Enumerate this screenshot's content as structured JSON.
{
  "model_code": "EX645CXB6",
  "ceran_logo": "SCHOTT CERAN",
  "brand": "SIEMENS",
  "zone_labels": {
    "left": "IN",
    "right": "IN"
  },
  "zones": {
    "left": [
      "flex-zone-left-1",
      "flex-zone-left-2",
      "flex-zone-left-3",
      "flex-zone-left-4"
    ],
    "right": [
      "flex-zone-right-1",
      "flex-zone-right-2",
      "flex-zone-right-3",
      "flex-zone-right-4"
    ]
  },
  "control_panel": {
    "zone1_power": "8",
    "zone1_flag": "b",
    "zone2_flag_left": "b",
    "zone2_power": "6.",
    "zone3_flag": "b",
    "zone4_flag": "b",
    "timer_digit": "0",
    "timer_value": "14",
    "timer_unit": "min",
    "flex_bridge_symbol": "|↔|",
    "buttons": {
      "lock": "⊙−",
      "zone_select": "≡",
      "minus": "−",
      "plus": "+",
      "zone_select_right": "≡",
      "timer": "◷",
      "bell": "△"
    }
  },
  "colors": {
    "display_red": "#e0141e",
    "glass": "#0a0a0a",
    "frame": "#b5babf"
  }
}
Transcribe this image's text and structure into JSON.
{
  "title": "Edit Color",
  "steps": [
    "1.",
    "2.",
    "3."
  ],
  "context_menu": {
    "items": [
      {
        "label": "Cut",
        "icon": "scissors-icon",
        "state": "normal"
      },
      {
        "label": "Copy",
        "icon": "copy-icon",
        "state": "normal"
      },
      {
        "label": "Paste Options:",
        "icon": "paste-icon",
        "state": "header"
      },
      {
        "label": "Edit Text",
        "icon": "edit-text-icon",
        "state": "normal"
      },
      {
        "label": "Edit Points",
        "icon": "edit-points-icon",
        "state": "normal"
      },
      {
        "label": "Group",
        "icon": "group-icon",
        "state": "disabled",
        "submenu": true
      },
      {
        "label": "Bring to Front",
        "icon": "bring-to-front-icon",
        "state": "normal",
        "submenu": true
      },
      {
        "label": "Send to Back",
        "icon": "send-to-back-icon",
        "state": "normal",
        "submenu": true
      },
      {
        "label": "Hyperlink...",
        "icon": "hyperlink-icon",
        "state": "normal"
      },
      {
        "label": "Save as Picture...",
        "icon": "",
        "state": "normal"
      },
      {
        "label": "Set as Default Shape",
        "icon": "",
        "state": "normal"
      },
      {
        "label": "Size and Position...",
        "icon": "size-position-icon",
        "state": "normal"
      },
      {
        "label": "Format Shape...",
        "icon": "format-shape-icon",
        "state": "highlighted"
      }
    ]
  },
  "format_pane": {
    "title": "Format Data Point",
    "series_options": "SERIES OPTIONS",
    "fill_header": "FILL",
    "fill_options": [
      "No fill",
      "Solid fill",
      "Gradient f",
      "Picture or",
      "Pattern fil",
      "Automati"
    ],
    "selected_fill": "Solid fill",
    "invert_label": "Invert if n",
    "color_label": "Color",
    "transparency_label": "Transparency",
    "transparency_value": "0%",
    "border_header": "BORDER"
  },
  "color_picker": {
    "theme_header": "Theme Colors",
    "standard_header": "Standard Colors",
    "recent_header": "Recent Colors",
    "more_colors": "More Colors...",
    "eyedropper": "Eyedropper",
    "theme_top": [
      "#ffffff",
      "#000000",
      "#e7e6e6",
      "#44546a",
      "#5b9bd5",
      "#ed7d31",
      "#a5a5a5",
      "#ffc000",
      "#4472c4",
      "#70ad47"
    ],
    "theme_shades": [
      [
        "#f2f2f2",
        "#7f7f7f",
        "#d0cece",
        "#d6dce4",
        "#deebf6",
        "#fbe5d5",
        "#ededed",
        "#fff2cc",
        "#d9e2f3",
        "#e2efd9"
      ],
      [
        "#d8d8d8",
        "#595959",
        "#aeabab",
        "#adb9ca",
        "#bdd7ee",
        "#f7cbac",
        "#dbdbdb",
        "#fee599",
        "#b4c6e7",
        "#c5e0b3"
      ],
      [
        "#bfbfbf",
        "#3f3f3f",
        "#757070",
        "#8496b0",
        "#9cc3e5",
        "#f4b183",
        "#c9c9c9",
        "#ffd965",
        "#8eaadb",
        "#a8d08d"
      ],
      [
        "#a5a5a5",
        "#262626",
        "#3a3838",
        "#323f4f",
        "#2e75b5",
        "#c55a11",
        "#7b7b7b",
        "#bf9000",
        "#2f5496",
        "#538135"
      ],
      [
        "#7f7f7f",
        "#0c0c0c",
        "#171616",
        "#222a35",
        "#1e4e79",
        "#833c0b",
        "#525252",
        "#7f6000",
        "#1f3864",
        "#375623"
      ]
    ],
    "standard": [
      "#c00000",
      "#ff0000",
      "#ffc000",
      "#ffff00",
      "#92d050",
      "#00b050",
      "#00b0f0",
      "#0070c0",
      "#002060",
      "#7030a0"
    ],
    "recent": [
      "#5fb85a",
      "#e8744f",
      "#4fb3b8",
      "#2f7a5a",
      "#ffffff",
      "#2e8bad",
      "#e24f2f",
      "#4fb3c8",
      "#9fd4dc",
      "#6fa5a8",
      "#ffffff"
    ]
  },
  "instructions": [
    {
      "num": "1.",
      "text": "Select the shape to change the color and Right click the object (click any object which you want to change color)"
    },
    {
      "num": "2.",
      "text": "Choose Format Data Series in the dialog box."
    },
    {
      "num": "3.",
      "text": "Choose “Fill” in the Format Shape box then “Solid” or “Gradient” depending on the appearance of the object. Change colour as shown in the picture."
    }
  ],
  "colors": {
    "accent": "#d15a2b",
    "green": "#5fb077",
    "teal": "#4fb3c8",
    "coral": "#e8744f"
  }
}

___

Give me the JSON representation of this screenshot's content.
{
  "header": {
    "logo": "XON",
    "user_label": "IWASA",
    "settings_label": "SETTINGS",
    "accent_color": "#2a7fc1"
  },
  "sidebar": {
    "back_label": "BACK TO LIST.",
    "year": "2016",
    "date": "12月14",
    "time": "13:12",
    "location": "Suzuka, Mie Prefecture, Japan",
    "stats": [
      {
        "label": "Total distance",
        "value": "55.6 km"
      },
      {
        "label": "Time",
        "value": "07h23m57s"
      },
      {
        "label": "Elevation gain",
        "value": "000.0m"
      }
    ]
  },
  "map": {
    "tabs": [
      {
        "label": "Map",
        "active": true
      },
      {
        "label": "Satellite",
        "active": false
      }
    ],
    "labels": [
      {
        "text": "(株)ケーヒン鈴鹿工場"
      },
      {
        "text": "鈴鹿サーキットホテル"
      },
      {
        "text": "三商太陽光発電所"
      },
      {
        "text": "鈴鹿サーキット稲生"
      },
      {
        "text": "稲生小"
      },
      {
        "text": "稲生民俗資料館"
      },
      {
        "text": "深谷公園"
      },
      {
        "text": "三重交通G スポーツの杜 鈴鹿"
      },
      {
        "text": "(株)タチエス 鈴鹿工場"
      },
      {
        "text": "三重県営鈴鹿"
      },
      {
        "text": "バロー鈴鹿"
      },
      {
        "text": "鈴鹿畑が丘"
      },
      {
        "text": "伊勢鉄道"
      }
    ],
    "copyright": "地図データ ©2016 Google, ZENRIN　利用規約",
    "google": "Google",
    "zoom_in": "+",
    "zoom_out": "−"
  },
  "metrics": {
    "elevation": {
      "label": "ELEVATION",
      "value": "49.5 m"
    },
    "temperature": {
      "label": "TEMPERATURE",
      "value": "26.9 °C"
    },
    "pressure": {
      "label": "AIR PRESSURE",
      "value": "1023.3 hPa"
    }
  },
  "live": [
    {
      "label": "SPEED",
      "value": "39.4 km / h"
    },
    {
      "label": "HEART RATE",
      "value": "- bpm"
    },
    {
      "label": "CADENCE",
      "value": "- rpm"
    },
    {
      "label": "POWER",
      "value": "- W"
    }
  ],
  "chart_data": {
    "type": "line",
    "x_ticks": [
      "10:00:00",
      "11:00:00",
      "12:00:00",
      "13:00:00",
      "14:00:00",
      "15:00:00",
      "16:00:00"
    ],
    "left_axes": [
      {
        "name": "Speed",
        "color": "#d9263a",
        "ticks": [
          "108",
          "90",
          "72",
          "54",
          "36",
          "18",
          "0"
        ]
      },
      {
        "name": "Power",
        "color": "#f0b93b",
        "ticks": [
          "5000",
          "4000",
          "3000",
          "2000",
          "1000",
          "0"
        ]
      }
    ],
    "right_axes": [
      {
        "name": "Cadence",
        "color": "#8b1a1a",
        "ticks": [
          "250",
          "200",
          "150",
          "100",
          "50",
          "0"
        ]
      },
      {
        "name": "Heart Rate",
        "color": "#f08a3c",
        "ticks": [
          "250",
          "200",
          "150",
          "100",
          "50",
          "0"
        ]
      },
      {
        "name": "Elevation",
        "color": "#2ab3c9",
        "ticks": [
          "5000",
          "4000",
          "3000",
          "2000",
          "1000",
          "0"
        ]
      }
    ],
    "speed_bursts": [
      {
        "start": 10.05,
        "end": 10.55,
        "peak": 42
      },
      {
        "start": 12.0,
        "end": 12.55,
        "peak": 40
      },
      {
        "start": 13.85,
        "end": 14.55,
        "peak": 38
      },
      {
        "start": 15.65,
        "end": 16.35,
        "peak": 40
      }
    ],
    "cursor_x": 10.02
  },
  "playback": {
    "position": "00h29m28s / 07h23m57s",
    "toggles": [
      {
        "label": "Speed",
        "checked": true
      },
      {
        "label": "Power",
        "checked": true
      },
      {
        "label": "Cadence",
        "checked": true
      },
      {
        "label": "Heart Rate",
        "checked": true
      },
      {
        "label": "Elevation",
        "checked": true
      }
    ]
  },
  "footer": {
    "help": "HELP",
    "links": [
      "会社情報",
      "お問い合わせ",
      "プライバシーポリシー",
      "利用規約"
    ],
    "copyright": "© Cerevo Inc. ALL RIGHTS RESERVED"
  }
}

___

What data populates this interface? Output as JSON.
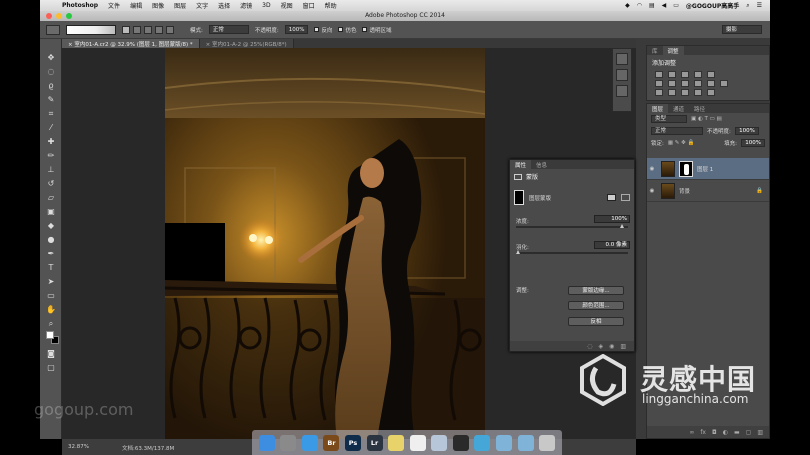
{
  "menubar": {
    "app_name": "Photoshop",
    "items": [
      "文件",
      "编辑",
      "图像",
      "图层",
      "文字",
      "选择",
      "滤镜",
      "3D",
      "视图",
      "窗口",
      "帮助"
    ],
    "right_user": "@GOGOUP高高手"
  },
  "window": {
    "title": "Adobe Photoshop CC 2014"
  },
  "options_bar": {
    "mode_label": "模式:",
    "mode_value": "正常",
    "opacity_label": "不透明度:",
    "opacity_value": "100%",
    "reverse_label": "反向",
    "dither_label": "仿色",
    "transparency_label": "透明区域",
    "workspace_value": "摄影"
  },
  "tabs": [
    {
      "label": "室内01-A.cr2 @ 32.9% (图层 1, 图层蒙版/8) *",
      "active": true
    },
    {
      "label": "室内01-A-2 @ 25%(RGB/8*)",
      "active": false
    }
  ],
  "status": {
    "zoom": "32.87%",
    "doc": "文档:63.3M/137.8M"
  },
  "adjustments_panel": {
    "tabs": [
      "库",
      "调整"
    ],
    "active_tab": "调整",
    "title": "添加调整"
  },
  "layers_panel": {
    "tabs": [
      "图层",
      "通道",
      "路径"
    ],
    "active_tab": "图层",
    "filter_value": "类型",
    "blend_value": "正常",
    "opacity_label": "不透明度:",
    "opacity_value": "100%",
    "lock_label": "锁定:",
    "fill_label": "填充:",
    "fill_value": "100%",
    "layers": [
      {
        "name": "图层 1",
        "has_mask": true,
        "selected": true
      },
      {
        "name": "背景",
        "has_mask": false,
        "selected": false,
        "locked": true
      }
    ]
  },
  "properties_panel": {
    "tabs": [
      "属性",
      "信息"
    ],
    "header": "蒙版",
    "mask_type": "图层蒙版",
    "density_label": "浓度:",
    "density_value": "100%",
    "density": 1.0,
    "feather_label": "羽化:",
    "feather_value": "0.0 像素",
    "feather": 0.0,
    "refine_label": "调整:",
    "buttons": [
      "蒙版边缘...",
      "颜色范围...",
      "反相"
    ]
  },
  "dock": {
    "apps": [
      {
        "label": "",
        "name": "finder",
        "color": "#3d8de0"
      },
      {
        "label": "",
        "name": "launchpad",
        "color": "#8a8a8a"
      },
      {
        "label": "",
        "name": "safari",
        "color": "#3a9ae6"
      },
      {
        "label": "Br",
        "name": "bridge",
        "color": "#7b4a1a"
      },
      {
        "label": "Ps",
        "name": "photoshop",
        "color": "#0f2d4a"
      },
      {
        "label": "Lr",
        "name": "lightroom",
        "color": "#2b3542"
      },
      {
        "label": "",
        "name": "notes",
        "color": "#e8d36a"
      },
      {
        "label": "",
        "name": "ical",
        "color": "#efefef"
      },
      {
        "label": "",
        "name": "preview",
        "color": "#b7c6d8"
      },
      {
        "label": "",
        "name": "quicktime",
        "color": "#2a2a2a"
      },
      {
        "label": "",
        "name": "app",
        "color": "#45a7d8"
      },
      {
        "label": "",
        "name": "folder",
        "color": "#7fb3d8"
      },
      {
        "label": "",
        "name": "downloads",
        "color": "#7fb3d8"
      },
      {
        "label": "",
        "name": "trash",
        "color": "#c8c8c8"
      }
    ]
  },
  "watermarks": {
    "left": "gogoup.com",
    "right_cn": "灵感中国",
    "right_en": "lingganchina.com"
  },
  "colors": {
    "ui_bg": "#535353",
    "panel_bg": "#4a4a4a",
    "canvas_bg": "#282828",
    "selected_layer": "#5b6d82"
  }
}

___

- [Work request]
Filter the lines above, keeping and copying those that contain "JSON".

- [Reply]
Enumerate this screenshot's content as structured JSON.
Transcribe this image's text and structure into JSON.
Give me the JSON representation of this screenshot's content.
What data populates this interface? Output as JSON.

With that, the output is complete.